Genesis 18:20-32 (NRSV)
What an interesting section this is. It seems that Abraham is bargaining with God for the lives of the citizens of Sodom and Gomorrah. Actually, I don’t think that’s the case. What I really think is God is letting Abraham voice his thoughts to help him realize that God will not destroy the ones He loves and cares for. He doesn’t want any of his little ones to perish. We are the ones who cause Him pain and grief, and it’s all out of rebellion.
Psalm 138 (NRSV)
Thanksgiving and Praise
1 I give you thanks, O Lord, with my whole heart;
before the gods I sing your praise;
2 I bow down toward your holy temple
and give thanks to your name for your steadfast love and your faithfulness;
for you have exalted your name and your word
3 On the day I called, you answered me,
you increased my strength of soul.
4 All the kings of the earth shall praise you, O Lord,
for they have heard the words of your mouth.
5 They shall sing of the ways of the Lord,
for great is the glory of the Lord.
6 For though the Lord is high, he regards the lowly;
but the haughty he perceives from far away.
7 Though I walk in the midst of trouble,
you preserve me against the wrath of my enemies;
you stretch out your hand,
and your right hand delivers me.
8 The Lord will fulfill his purpose for me;
your steadfast love, O Lord, endures forever.
Do not forsake the work of your hands.
Colossians 2:6-15 (NRSV)
This whole section reminds me of a song, or at least the words of the song run through my head: Christ in you, the hope of glory is the line that repeats over and over. Paul is trying to get his readers to understand the whole concept of putting off the old body and putting on Christ. We must be very careful when reading other philosophies. The slightest little thing can lead anyone astray. That’s the awesome responsibility of leaders, whether they be ordained or lay, have in speaking to congregations. The slightest little thing can ruin anyone’s beliefs, or can send them off on a wild goose chase, and all for naught.
Luke 11:1-13 (NRSV)
In the Lutheran denomination, along with at least the Methodists we recite the Lord’s Prayer in the service. It’s not His prayer per se, it’s the prayer He wants us to pray. In those short verses He sets out how it is to be done.
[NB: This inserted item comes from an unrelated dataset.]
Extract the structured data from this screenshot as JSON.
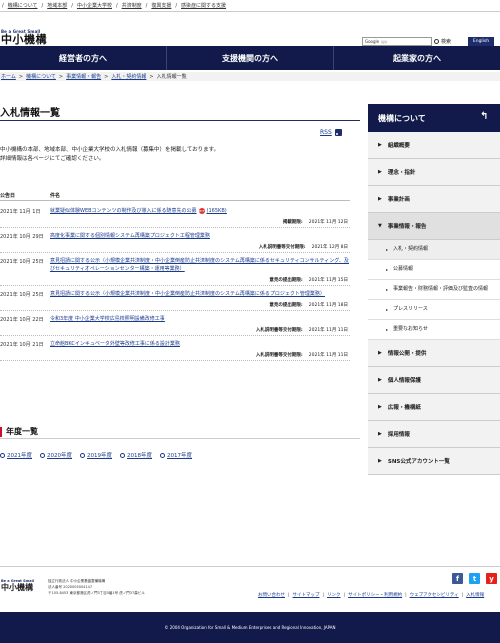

I think that’s why it’s just easier to recite the words. Many times I’ve found myself mumbling through it without even thinking, which really isn’t a good thing. Other times, I think on each line and what it really means.
It’s more about prayer though. He wants us to ask for what we need. People think that they can ask for anything. It’s not that simple. It’s more along the lines of your beliefs. The longer you study the more your thoughts, and wants fall into line with what God wants for us. Then it’s easy to ask, because God will want to give us those things we are requesting and this prayer is a good place to start.